But if you don’t get lucky, shouting at the sky about what the universe owes you won’t work. If you’ve really put your all into something, and it doesn’t pan out, I’m sorry. That sucks, and I don’t know what to tell you. But, it’s often the case that people don’t fully commit to the process of whatever it is they’re trying to achieve and then blame “bad luck” instead of blaming themselves. So, yes, there are cases where you can try really really hard and not get the results you want, but it’s up to you to decide whether or not that’s the case when it’s all said and done.
The idea of waiting for a savior to change your life requires you to believe you have no agency. People sink into this idea that their default state of living equals reality, which is why they think they need such monumental changes to happen to society itself.
If you have no control over your future, of course you need the government to fix it. If the future is written in stone without the help of these higher institutions, you might as well sit around and wait.

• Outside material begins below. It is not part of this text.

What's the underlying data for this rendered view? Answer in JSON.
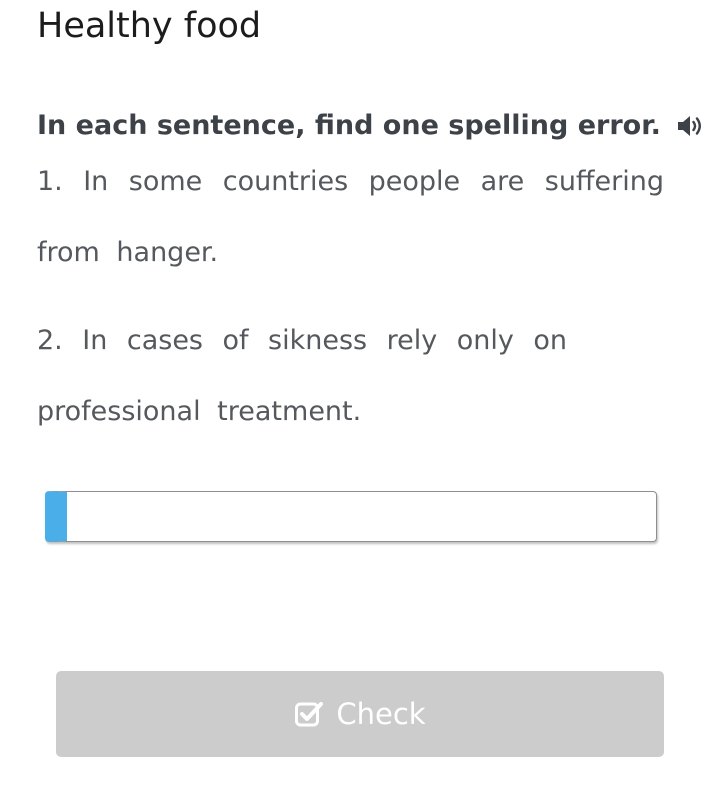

I hear people make these cringingly sad statements about life all the time. “You know, a guy/gal just can’t get ahead, not in this economy.” “There are no good jobs out there.” “Once automation takes over my industry, I’m done for.”

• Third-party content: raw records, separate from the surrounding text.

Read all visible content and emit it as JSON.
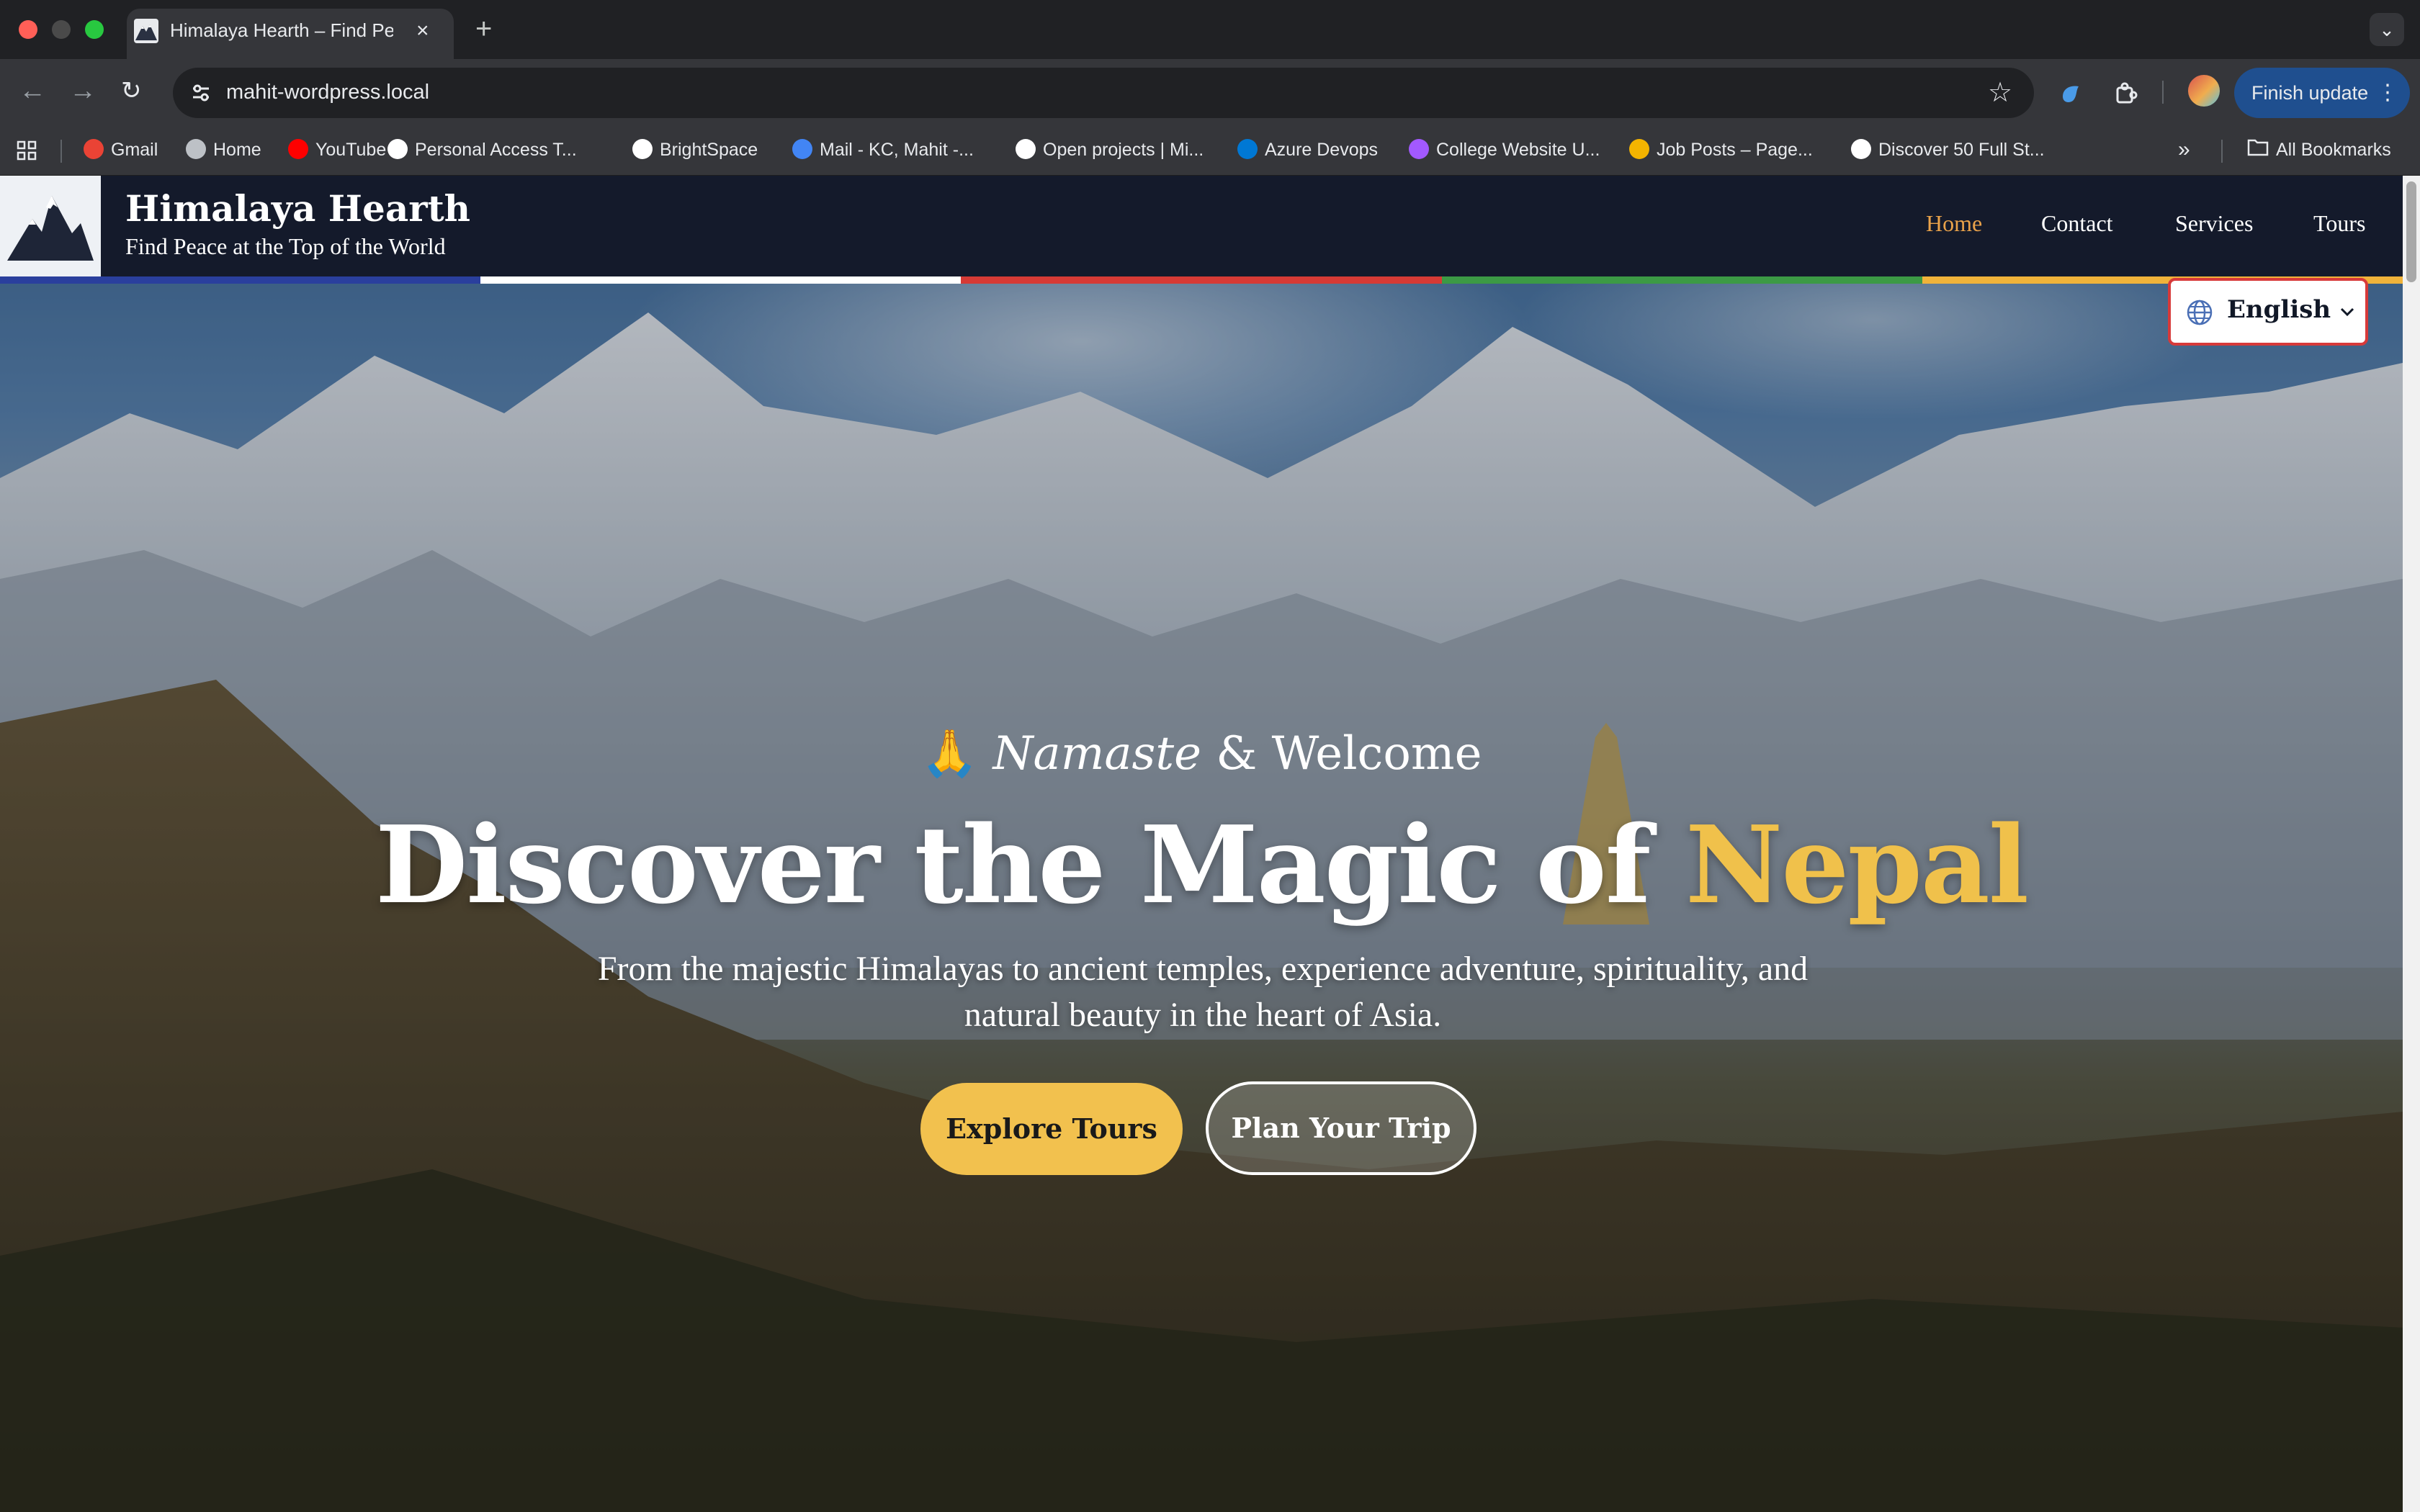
{
  "browser": {
    "tab": {
      "title": "Himalaya Hearth – Find Peace at the Top of the World",
      "close_icon": "×"
    },
    "new_tab_icon": "+",
    "address": {
      "url": "mahit-wordpress.local"
    },
    "finish_update": "Finish update"
  },
  "bookmarks": {
    "items": [
      {
        "label": "Gmail",
        "icon": "gmail-icon",
        "color": "#ea4335"
      },
      {
        "label": "Home",
        "icon": "globe-icon",
        "color": "#bdc1c6"
      },
      {
        "label": "YouTube",
        "icon": "youtube-icon",
        "color": "#ff0000"
      },
      {
        "label": "Personal Access T...",
        "icon": "github-icon",
        "color": "#ffffff"
      },
      {
        "label": "BrightSpace",
        "icon": "d2l-icon",
        "color": "#ffffff"
      },
      {
        "label": "Mail - KC, Mahit -...",
        "icon": "mail-icon",
        "color": "#4285f4"
      },
      {
        "label": "Open projects | Mi...",
        "icon": "projects-icon",
        "color": "#ffffff"
      },
      {
        "label": "Azure Devops",
        "icon": "azure-icon",
        "color": "#0078d4"
      },
      {
        "label": "College Website U...",
        "icon": "figma-icon",
        "color": "#a259ff"
      },
      {
        "label": "Job Posts – Page...",
        "icon": "jobs-icon",
        "color": "#f4b400"
      },
      {
        "label": "Discover 50 Full St...",
        "icon": "info-icon",
        "color": "#ffffff"
      }
    ],
    "overflow_icon": "»",
    "all_bookmarks": "All Bookmarks"
  },
  "site": {
    "brand": {
      "title": "Himalaya Hearth",
      "tagline": "Find Peace at the Top of the World"
    },
    "nav": [
      {
        "label": "Home",
        "active": true
      },
      {
        "label": "Contact",
        "active": false
      },
      {
        "label": "Services",
        "active": false
      },
      {
        "label": "Tours",
        "active": false
      }
    ],
    "flag_colors": [
      "#2a3f9d",
      "#ffffff",
      "#d63a35",
      "#3c9a45",
      "#f0b33a"
    ],
    "language": {
      "selected": "English"
    },
    "accent_color": "#f2c14e",
    "nav_active_color": "#e9a24a"
  },
  "hero": {
    "emoji": "🙏",
    "welcome_italic": "Namaste",
    "welcome_rest": " & Welcome",
    "title_main": "Discover the Magic of ",
    "title_accent": "Nepal",
    "subtitle": "From the majestic Himalayas to ancient temples, experience adventure, spirituality, and natural beauty in the heart of Asia.",
    "primary_button": "Explore Tours",
    "secondary_button": "Plan Your Trip"
  }
}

It’s easy to trick yourself into believing you can’t pivot the direction of your life. This is an extremely sad way to look at your life. You’re better than that. You’re strong enough to fight for yourself. You don’t have to fold. So don’t.
Did your income suddenly go down after the 2016 election? Is somebody putting a gun to your head telling you that you need to work at your current job? Who’s at fault for the majority of your problems aside from you? I’ve been putting a lot of thought into the unfairness of the world, structural inequality, cultural biases, and all the rest. My verdict? These forces are very real. I mean, I’m a black male. I would know.

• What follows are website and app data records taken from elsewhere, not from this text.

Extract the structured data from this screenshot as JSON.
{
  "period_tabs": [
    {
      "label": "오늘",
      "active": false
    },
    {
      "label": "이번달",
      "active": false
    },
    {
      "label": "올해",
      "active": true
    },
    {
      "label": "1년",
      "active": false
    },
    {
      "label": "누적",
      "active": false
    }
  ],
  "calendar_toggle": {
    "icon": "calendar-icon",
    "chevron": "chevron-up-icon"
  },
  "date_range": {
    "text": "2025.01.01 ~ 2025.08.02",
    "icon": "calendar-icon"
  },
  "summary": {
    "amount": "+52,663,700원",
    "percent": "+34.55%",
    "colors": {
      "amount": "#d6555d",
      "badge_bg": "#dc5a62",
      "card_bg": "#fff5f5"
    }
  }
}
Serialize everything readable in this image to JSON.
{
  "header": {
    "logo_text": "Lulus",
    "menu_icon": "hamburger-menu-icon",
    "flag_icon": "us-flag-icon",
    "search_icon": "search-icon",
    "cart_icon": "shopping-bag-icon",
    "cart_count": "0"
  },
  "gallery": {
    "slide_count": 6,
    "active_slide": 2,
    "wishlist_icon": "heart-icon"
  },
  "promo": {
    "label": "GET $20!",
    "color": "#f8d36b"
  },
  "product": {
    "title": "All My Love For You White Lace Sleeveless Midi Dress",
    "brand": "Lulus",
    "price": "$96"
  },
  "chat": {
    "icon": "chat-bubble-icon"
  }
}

If you are born to a single mother in poverty, your odds of a successful life are much worse than those of a child born into an affluent family. This is irrefutable. We all have circumstantial forces that mess with our lives in one way or another.
I’m black, but I grew up middle-class and have a college education. There’s nuance here. In the meantime, I’m trying to do everything within my power to make my life better, adjusted for the advantages and disadvantages I have. And I’m here to help you do the same.
While you can justifiably lay blame at the feet of society or your circumstances, you still have to live your life. There doesn’t seem any better way to live it than taking as much personal responsibility as you can.
Creating your own path in life is not easy at all. But is that what you want for your life, ease? How is the ease of your life working for you right now? The ease that comes not only with a lack of challenging problems, but also a lack of either the material or spiritual means you need to thrive.
See, the ease of life path comes with the unease of regret.
There’s a saying for this, “Easy choices, hard life. Hard choices, easy life.” I’m well aware I’m asking you to make a hard choice but speaking from experience, I can tell you it’s more than worth it.
I simply paint the picture and present the options. What happens next is on you.